Hi dude,Originally posted in cdnusers.org by Hilmar
If I understand you correctly, you've got the following in RTL:
That would mean you need the following passive agents:
And of course the following active agents:
- 2 Masters
- 1 Slave
If this is correct, then that's a setup I'd pick too, if you're verifying the arbiter, decoder and bus muxes.
Once again, I'd start with not defining any specific sequences! The reason for this, is that you may be doing double work which the standard constrained randomly generated sequences would already cover. I'd set up a number of runs in a vmanager regression, let's say 100, to get some feeling for the coverage that'll already be generated for your vplan. You'll find that many of the special AHB traffic coverage demands in your vplan can already be covered by what you get out of the box.
Analyzing your regression may give you a number of coverage holes which need to be filled. This is where you should put your focus in writing specific sequences. If your arbiter needs to be exposed to specific scenarios which are very difficult to reach with pure random sequences, you can steer your masters towards this behaviour.

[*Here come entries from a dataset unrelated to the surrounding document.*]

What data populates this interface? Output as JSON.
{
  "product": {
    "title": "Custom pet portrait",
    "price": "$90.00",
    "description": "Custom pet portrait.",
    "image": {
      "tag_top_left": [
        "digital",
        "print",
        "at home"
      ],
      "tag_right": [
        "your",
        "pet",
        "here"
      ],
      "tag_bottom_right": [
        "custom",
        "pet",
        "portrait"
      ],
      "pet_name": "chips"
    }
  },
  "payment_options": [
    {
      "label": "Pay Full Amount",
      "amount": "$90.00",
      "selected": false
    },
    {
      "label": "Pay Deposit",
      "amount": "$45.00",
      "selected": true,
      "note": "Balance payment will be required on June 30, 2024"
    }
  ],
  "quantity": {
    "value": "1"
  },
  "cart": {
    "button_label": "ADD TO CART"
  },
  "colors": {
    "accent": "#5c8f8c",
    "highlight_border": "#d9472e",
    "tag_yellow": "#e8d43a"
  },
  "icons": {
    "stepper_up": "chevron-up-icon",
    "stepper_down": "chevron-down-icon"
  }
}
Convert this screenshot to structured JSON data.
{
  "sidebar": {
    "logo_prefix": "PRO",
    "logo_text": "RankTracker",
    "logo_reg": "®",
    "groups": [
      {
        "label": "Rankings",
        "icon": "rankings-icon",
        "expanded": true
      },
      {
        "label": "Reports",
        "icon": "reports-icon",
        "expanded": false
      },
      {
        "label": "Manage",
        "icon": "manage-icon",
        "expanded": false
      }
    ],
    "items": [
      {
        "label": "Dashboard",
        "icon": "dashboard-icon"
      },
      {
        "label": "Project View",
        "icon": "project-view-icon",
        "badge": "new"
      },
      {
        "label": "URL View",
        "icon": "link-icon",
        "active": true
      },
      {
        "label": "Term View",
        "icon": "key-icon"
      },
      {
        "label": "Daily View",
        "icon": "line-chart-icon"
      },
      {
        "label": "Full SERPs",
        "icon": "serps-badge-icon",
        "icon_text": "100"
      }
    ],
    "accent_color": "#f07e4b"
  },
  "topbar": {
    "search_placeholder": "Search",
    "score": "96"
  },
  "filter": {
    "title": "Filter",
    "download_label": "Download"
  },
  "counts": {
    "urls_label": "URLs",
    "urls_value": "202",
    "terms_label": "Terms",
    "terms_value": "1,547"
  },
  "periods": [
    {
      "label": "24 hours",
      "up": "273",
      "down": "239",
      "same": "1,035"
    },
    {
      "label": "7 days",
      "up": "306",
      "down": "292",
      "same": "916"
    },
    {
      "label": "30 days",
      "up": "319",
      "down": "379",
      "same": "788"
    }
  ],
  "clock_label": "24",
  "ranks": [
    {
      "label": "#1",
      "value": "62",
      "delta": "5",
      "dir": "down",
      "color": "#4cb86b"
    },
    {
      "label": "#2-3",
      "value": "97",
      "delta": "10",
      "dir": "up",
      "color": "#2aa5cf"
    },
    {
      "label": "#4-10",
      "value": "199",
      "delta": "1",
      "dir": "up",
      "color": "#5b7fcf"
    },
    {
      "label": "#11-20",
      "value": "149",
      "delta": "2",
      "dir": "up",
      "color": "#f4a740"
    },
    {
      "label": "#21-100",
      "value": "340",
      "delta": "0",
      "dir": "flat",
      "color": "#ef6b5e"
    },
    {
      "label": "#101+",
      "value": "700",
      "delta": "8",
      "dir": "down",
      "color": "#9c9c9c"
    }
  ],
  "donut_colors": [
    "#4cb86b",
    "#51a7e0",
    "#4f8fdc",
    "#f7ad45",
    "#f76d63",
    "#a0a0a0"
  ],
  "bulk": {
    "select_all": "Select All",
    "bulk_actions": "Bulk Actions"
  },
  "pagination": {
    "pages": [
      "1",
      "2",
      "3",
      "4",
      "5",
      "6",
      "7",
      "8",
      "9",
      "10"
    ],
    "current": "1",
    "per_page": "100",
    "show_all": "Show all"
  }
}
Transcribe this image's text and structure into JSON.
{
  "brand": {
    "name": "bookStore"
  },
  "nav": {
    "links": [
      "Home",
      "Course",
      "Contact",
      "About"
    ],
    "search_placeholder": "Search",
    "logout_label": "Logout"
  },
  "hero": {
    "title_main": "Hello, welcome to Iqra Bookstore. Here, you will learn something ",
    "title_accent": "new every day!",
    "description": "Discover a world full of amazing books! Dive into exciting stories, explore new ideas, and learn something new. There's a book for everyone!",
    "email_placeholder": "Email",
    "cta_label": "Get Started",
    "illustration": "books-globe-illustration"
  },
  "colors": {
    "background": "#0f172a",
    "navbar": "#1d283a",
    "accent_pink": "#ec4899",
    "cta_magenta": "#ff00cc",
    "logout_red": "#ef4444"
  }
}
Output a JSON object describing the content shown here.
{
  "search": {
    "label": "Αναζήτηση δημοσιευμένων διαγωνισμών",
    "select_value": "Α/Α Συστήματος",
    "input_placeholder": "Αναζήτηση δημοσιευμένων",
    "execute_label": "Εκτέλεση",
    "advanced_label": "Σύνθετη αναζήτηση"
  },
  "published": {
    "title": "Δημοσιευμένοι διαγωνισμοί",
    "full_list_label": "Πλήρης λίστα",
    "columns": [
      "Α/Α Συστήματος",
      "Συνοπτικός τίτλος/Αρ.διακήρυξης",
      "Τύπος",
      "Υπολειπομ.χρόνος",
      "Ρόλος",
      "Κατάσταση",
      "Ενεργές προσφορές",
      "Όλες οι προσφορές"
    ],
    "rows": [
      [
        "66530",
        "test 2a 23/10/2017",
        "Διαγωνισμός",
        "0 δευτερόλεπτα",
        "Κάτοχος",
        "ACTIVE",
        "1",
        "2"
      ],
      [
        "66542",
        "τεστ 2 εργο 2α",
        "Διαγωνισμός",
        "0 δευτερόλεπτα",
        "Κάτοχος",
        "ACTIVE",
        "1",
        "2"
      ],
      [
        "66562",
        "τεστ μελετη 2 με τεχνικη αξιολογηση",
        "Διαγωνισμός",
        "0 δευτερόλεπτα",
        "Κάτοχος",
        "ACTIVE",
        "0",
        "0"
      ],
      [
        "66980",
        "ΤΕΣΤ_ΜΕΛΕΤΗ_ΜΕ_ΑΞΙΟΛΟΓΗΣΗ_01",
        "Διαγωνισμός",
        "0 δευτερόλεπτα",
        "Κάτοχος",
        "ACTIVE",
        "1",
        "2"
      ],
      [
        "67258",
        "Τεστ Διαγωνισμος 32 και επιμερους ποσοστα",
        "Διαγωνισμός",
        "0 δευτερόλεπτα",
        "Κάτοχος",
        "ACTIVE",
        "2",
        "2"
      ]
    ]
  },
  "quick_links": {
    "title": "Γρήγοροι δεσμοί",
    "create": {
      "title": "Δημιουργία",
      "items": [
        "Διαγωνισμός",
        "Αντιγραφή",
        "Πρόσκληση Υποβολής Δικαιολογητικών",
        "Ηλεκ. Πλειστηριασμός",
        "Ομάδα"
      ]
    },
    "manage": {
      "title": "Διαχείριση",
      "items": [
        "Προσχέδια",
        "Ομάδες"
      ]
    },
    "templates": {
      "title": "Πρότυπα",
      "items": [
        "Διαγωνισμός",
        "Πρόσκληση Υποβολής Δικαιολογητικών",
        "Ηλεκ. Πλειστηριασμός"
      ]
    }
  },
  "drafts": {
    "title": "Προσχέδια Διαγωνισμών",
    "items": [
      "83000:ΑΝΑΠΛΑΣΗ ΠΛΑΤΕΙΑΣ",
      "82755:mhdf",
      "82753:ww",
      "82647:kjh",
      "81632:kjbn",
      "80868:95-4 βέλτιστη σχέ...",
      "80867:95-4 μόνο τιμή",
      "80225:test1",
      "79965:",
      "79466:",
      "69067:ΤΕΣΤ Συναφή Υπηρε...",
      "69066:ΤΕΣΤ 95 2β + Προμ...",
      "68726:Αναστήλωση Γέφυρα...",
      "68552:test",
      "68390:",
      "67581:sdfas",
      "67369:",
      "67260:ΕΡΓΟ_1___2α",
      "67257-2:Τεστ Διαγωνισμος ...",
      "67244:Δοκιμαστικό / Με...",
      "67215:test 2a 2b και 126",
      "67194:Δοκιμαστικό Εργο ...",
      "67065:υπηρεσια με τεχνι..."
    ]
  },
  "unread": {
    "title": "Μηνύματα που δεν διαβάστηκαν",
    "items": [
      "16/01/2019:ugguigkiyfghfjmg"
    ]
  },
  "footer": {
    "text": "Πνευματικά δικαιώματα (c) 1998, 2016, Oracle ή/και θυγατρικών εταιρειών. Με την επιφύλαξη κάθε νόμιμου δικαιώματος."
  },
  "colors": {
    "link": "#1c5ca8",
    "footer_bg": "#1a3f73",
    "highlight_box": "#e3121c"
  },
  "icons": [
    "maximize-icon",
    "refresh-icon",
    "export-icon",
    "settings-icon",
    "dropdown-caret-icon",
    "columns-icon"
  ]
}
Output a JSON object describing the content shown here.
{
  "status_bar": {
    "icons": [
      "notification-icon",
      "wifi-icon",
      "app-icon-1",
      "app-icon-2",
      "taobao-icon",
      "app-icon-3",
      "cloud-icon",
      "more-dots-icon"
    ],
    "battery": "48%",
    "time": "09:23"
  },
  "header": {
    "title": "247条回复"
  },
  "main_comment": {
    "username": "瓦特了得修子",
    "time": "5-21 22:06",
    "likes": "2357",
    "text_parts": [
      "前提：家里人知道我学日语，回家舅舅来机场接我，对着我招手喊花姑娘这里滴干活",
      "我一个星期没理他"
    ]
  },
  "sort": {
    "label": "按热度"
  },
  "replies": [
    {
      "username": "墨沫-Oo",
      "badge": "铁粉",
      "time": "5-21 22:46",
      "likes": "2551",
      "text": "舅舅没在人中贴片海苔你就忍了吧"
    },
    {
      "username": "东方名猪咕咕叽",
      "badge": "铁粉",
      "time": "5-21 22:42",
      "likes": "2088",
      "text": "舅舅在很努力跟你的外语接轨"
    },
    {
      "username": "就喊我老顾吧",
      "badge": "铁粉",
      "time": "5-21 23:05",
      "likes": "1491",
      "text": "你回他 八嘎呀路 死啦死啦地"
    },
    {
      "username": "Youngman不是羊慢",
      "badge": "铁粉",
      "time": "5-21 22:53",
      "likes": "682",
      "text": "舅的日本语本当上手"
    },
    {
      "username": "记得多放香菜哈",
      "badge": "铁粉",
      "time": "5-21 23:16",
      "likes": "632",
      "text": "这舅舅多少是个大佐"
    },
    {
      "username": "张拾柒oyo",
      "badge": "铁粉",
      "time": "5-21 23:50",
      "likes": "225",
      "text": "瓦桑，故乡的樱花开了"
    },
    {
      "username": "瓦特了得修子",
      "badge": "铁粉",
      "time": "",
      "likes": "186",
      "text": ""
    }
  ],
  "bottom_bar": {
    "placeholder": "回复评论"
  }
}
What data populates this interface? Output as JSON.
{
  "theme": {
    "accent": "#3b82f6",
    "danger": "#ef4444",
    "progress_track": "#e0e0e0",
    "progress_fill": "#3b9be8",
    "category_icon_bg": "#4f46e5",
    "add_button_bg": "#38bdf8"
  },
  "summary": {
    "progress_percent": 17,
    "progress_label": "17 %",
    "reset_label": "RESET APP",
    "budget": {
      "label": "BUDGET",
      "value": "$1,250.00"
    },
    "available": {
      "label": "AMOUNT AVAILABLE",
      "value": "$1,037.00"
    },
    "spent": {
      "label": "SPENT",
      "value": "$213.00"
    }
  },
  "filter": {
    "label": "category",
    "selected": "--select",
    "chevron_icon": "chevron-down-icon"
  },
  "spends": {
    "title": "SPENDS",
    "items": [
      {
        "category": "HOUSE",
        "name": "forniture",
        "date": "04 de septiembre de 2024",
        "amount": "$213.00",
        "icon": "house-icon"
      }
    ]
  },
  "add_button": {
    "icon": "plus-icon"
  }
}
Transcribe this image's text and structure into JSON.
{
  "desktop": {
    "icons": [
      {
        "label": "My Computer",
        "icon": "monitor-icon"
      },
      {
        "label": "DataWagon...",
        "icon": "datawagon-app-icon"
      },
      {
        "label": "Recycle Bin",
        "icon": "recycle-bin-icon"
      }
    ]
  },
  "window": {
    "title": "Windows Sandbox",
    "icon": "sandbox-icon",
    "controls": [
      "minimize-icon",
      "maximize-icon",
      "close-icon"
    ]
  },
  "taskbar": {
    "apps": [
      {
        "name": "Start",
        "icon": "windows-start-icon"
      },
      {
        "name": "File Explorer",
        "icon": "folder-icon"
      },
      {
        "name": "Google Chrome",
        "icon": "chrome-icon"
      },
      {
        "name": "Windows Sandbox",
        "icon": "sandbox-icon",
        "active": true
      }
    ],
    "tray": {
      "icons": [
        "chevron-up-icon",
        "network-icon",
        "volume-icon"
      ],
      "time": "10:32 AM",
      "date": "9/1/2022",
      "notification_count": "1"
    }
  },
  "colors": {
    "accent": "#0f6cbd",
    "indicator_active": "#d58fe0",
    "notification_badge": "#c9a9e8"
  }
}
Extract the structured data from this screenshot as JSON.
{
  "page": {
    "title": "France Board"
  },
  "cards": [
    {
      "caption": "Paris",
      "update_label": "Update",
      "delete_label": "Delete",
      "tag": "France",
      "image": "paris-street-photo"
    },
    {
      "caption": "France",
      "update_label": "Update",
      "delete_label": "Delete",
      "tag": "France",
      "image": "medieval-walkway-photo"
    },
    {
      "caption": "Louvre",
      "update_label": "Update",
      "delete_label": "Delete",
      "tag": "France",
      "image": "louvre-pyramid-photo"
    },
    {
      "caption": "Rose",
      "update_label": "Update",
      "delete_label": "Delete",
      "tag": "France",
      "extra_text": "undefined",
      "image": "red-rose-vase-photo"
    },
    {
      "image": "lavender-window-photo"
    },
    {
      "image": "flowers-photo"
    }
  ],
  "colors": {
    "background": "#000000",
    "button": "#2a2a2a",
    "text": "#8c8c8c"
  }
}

You mention the hbusreq signals. Instead of doing low-level hacking into these signals, set up master sequences that will generate the request patterns your looking for. This can be found on page 5-40 of the AHB eVC documentation. You may find that you need to have specific behaviour for both of your masters which is closely related. In that case you can define a virtual sequence, with a virtual sequence driver, in your environment that controls both masters. You can find more on this in the Specman documentation, by searching for virtual sequences. This can be found in the eRM section, in the sequences subsection.
Most of all, I can recommend asking your local Cadence AE to visit to show you around and provide hands-on help with your problems.